=== Data for processing ===
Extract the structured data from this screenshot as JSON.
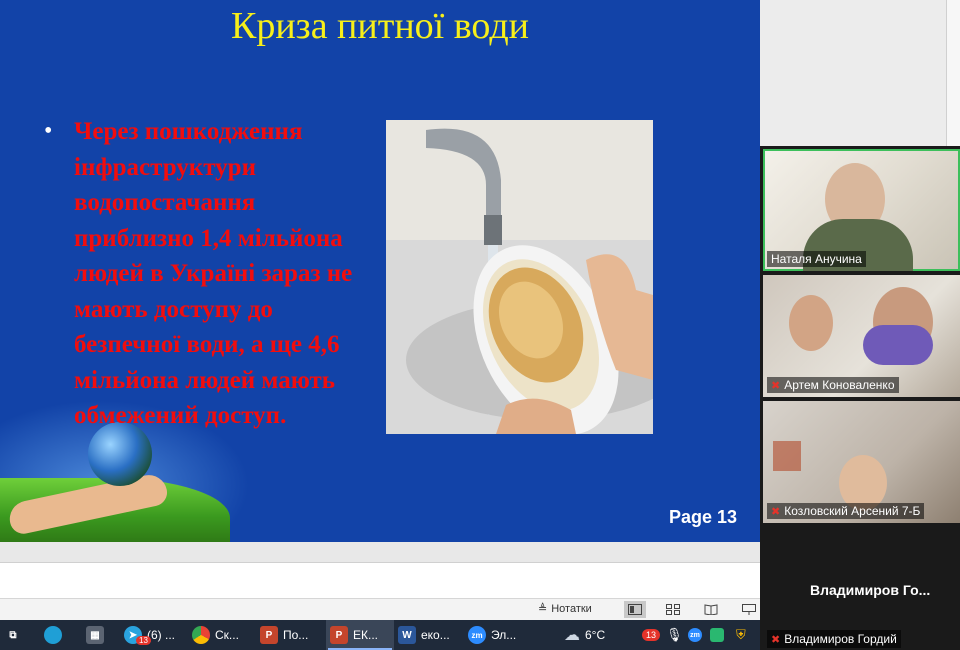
{
  "slide": {
    "title": "Криза питної  води",
    "bullet": "•",
    "body": "Через пошкодження інфраструктури водопостачання приблизно 1,4 мільйона людей в Україні зараз не мають доступу до безпечної води, а ще 4,6 мільйона людей мають обмежений доступ.",
    "page_label": "Page 13",
    "colors": {
      "background": "#1243a8",
      "title": "#f7ef1a",
      "body": "#f20d0d"
    }
  },
  "status_bar": {
    "notes_label": "Нотатки"
  },
  "taskbar": {
    "apps": [
      {
        "icon": "telegram-icon",
        "label": "(6) ...",
        "badge": "13"
      },
      {
        "icon": "chrome-icon",
        "label": "Ск..."
      },
      {
        "icon": "powerpoint-icon",
        "label": "По..."
      },
      {
        "icon": "powerpoint-icon",
        "label": "ЕК..."
      },
      {
        "icon": "word-icon",
        "label": "еко..."
      },
      {
        "icon": "zoom-icon",
        "label": "Эл..."
      }
    ],
    "weather": "6°C",
    "tray_badge": "13"
  },
  "participants": [
    {
      "name": "Наталя Анучина",
      "muted": false
    },
    {
      "name": "Артем Коноваленко",
      "muted": true
    },
    {
      "name": "Козловский Арсений 7-Б",
      "muted": true
    },
    {
      "name": "Владимиров Гордий",
      "muted": true
    }
  ],
  "speaker_big_name": "Владимиров  Го..."
}
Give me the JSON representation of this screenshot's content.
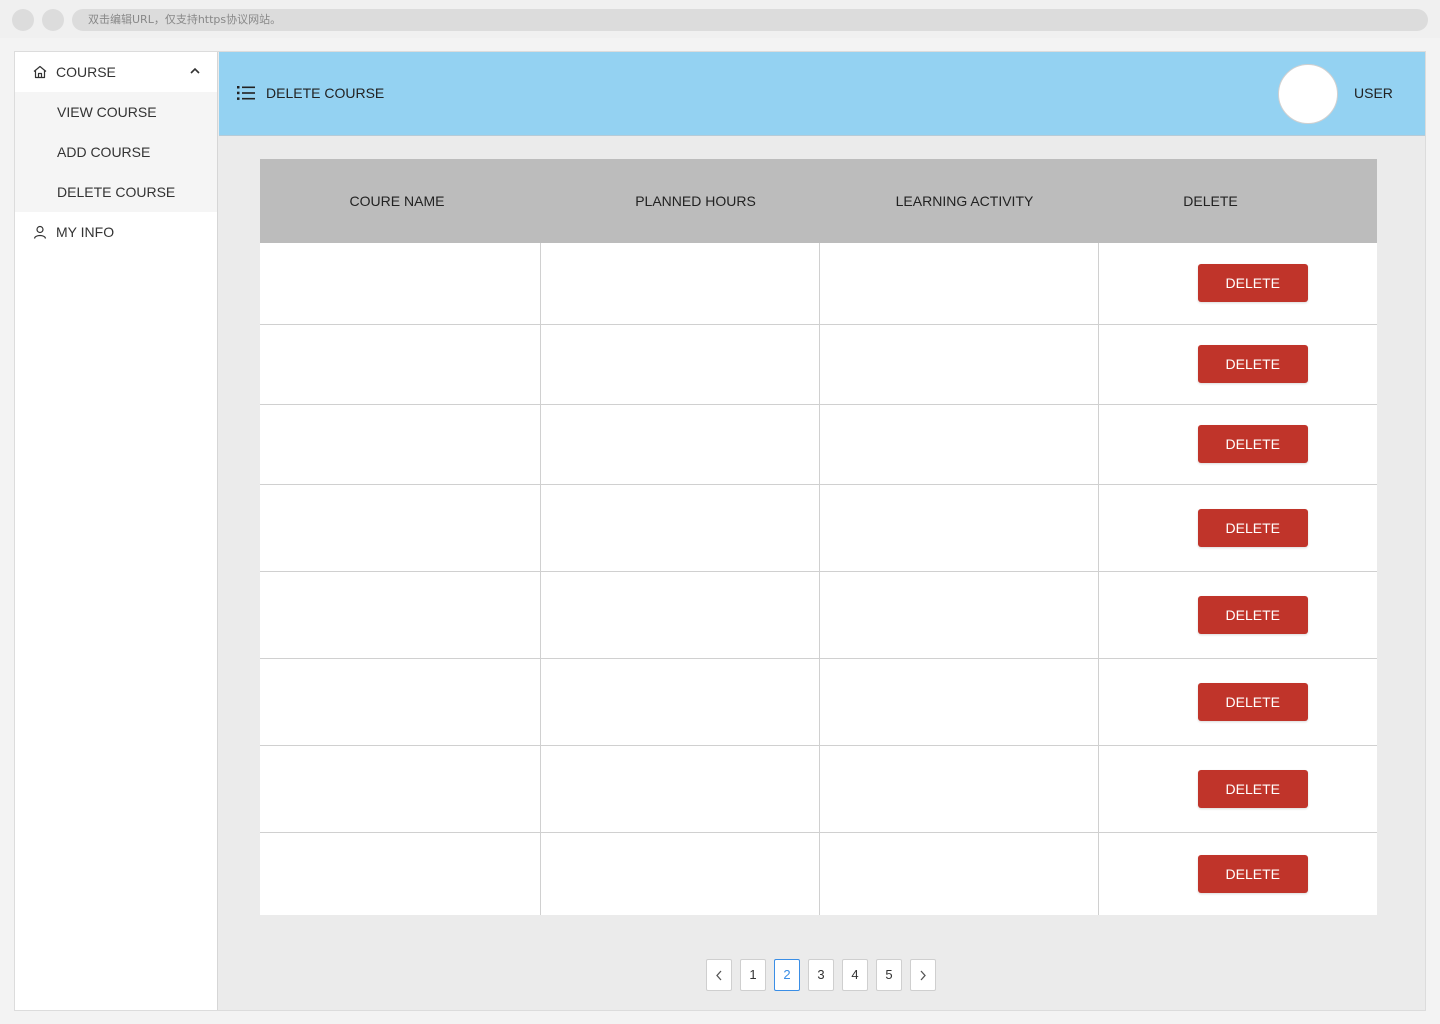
{
  "browser": {
    "url_hint": "双击编辑URL，仅支持https协议网站。"
  },
  "sidebar": {
    "course_group": {
      "label": "COURSE",
      "icon": "home-icon",
      "expanded": true
    },
    "course_items": [
      {
        "label": "VIEW COURSE"
      },
      {
        "label": "ADD COURSE"
      },
      {
        "label": "DELETE COURSE"
      }
    ],
    "my_info": {
      "label": "MY INFO",
      "icon": "user-icon"
    }
  },
  "header": {
    "title": "DELETE COURSE",
    "user_label": "USER"
  },
  "table": {
    "columns": [
      "COURE NAME",
      "PLANNED HOURS",
      "LEARNING ACTIVITY",
      "DELETE"
    ],
    "rows": [
      {
        "course_name": "",
        "planned_hours": "",
        "learning_activity": "",
        "action": "DELETE"
      },
      {
        "course_name": "",
        "planned_hours": "",
        "learning_activity": "",
        "action": "DELETE"
      },
      {
        "course_name": "",
        "planned_hours": "",
        "learning_activity": "",
        "action": "DELETE"
      },
      {
        "course_name": "",
        "planned_hours": "",
        "learning_activity": "",
        "action": "DELETE"
      },
      {
        "course_name": "",
        "planned_hours": "",
        "learning_activity": "",
        "action": "DELETE"
      },
      {
        "course_name": "",
        "planned_hours": "",
        "learning_activity": "",
        "action": "DELETE"
      },
      {
        "course_name": "",
        "planned_hours": "",
        "learning_activity": "",
        "action": "DELETE"
      },
      {
        "course_name": "",
        "planned_hours": "",
        "learning_activity": "",
        "action": "DELETE"
      }
    ]
  },
  "pagination": {
    "pages": [
      "1",
      "2",
      "3",
      "4",
      "5"
    ],
    "current": "2"
  },
  "colors": {
    "header_bg": "#94d2f2",
    "delete_button": "#c0342a",
    "active_page": "#3a8ee6"
  }
}
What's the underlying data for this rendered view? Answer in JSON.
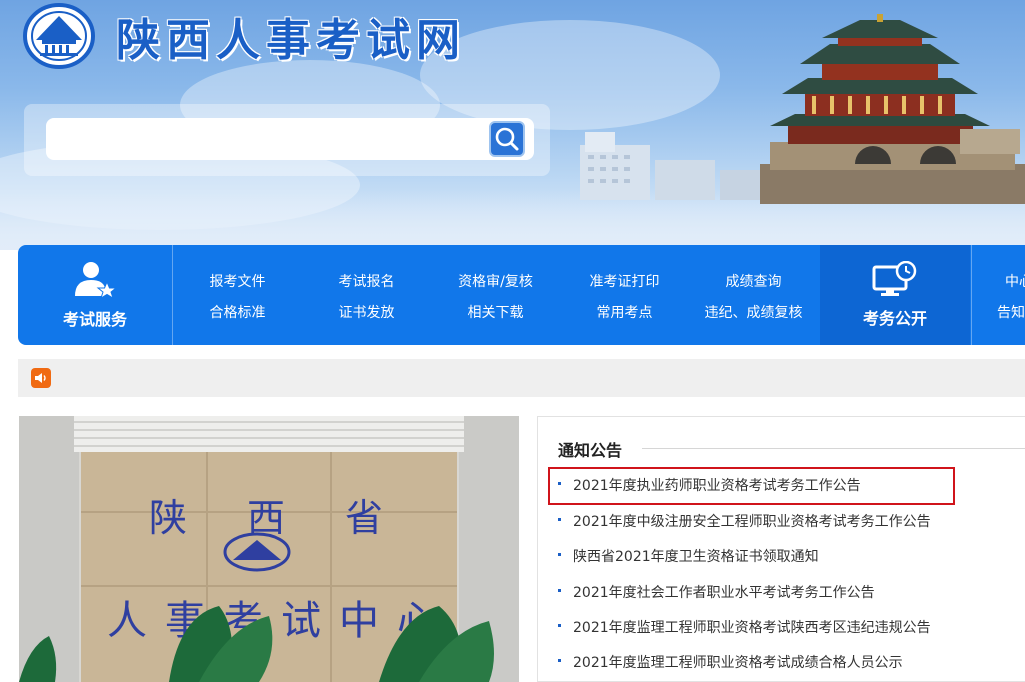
{
  "header": {
    "site_title": "陕西人事考试网",
    "logo_icon": "emblem-icon",
    "search": {
      "placeholder": "",
      "button_icon": "search-icon"
    }
  },
  "nav": {
    "service_label": "考试服务",
    "service_icon": "user-star-icon",
    "links": [
      "报考文件",
      "考试报名",
      "资格审/复核",
      "准考证打印",
      "成绩查询",
      "合格标准",
      "证书发放",
      "相关下载",
      "常用考点",
      "违纪、成绩复核"
    ],
    "public_label": "考务公开",
    "public_icon": "monitor-clock-icon",
    "right_links": [
      "中心",
      "告知"
    ]
  },
  "notice_bar": {
    "icon": "speaker-icon"
  },
  "notices": {
    "title": "通知公告",
    "items": [
      "2021年度执业药师职业资格考试考务工作公告",
      "2021年度中级注册安全工程师职业资格考试考务工作公告",
      "陕西省2021年度卫生资格证书领取通知",
      "2021年度社会工作者职业水平考试考务工作公告",
      "2021年度监理工程师职业资格考试陕西考区违纪违规公告",
      "2021年度监理工程师职业资格考试成绩合格人员公示"
    ]
  },
  "photo": {
    "sign_line1": "陕西省",
    "sign_line2": "人事考试中心"
  },
  "colors": {
    "brand_blue": "#1177ea",
    "title_blue": "#1a5fc6",
    "highlight_red": "#d0141b",
    "speaker_orange": "#f06a12"
  }
}
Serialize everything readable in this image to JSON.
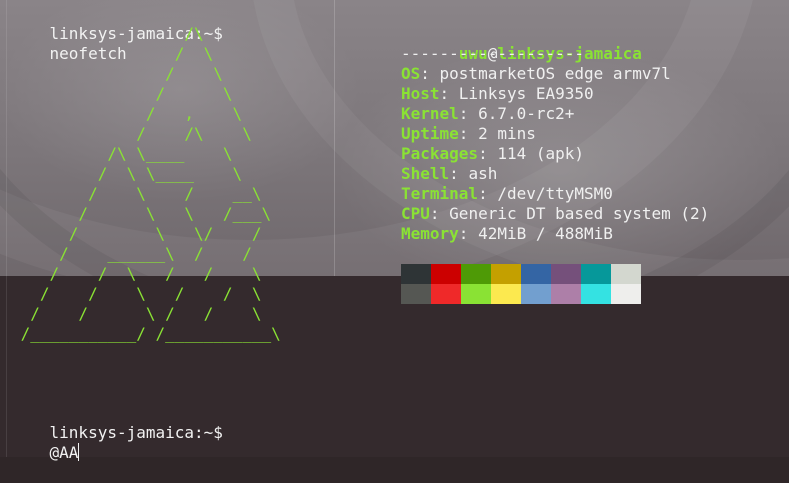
{
  "terminal": {
    "prompt_host": "linksys-jamaica:~$",
    "command_1": "neofetch",
    "command_2": "@AA"
  },
  "ascii_art": "                  /\\\n                 /  \\\n                /    \\\n               /      \\\n              /   ,    \\\n             /    /\\    \\\n          /\\ \\____    \\\n         /  \\ \\____    \\\n        /    \\    /    __\\\n       /      \\   \\   /___\\\n      /        \\   \\/    /\n     /    ______\\  /    /\n    /    /  \\   /   /    \\\n   /    /    \\   /    /  \\\n  /    /      \\ /   /    \\\n /___________/ /___________\\",
  "neofetch": {
    "user": "uwu",
    "at": "@",
    "host": "linksys-jamaica",
    "separator": "-------------------",
    "rows": [
      {
        "key": "OS",
        "value": "postmarketOS edge armv7l"
      },
      {
        "key": "Host",
        "value": "Linksys EA9350"
      },
      {
        "key": "Kernel",
        "value": "6.7.0-rc2+"
      },
      {
        "key": "Uptime",
        "value": "2 mins"
      },
      {
        "key": "Packages",
        "value": "114 (apk)"
      },
      {
        "key": "Shell",
        "value": "ash"
      },
      {
        "key": "Terminal",
        "value": "/dev/ttyMSM0"
      },
      {
        "key": "CPU",
        "value": "Generic DT based system (2)"
      },
      {
        "key": "Memory",
        "value": "42MiB / 488MiB"
      }
    ]
  },
  "palette": {
    "normal": [
      "#2e3436",
      "#cc0000",
      "#4e9a06",
      "#c4a000",
      "#3465a4",
      "#75507b",
      "#06989a",
      "#d3d7cf"
    ],
    "bright": [
      "#555753",
      "#ef2929",
      "#8ae234",
      "#fce94f",
      "#729fcf",
      "#ad7fa8",
      "#34e2e2",
      "#eeeeec"
    ]
  }
}
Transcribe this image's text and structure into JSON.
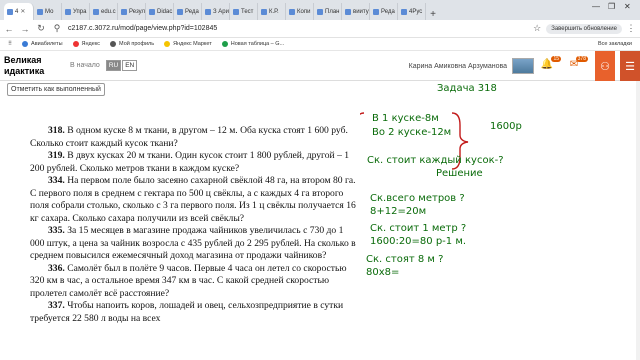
{
  "browser": {
    "tabs": [
      {
        "label": "4",
        "active": true
      },
      {
        "label": "Мо"
      },
      {
        "label": "Упра"
      },
      {
        "label": "edu.c"
      },
      {
        "label": "Резул"
      },
      {
        "label": "Didac"
      },
      {
        "label": "Реда"
      },
      {
        "label": "З Ари"
      },
      {
        "label": "Тест"
      },
      {
        "label": "К.Р."
      },
      {
        "label": "Копи"
      },
      {
        "label": "План"
      },
      {
        "label": "вииту"
      },
      {
        "label": "Реда"
      },
      {
        "label": "4Рус"
      }
    ],
    "new_tab": "+",
    "url": "c2187.c.3072.ru/mod/page/view.php?id=102845",
    "finish_update": "Завершить обновление",
    "bookmarks": [
      {
        "label": "Авиабилеты",
        "color": "#3a7bd5"
      },
      {
        "label": "Яндекс",
        "color": "#e33"
      },
      {
        "label": "Мой профиль",
        "color": "#555"
      },
      {
        "label": "Яндекс Маркет",
        "color": "#f5c400"
      },
      {
        "label": "Новая таблица – G...",
        "color": "#1e9e49"
      }
    ],
    "all_bookmarks": "Все закладки"
  },
  "site": {
    "logo_line1": "Великая",
    "logo_line2": "идактика",
    "home": "В начало",
    "lang_ru": "RU",
    "lang_en": "EN",
    "username": "Карина Амиковна Арзуманова",
    "notif_count": "15",
    "msg_count": "378",
    "mark_done": "Отметить как выполненный"
  },
  "textbook": [
    {
      "num": "318.",
      "text": "В одном куске 8 м ткани, в другом – 12 м. Оба куска стоят 1 600 руб. Сколько стоит каждый кусок ткани?"
    },
    {
      "num": "319.",
      "text": "В двух кусках 20 м ткани. Один кусок стоит 1 800 рублей, другой – 1 200 рублей. Сколько метров ткани в каждом куске?"
    },
    {
      "num": "334.",
      "text": "На первом поле было засеяно сахарной свёклой 48 га, на втором 80 га. С первого поля в среднем с гектара по 500 ц свёклы, а с каждых 4 га второго поля собрали столько, сколько с 3 га первого поля. Из 1 ц свёклы получается 16 кг сахара. Сколько сахара получили из всей свёклы?"
    },
    {
      "num": "335.",
      "text": "За 15 месяцев в магазине продажа чайников увеличилась с 730 до 1 000 штук, а цена за чайник возросла с 435 рублей до 2 295 рублей. На сколько в среднем повысился ежемесячный доход магазина от продажи чайников?"
    },
    {
      "num": "336.",
      "text": "Самолёт был в полёте 9 часов. Первые 4 часа он летел со скоростью 320 км в час, а остальное время 347 км в час. С какой средней скоростью пролетел самолёт всё расстояние?"
    },
    {
      "num": "337.",
      "text": "Чтобы напоить коров, лошадей и овец, сельхозпредприятие в сутки требуется 22 580 л воды на всех"
    }
  ],
  "board": {
    "title": "Задача 318",
    "line1": "В 1 куске-8м",
    "line2": "Во 2 куске-12м",
    "total": "1600р",
    "question": "Ск. стоит каждый кусок-?",
    "solution": "Решение",
    "step1_q": "Ск.всего метров ?",
    "step1_a": "8+12=20м",
    "step2_q": "Ск. стоит 1 метр ?",
    "step2_a": "1600:20=80 р-1 м.",
    "step3_q": "Ск. стоят 8 м ?",
    "step3_a": "80х8="
  }
}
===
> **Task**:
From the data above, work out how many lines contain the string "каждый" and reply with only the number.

> **Exercise output**:
2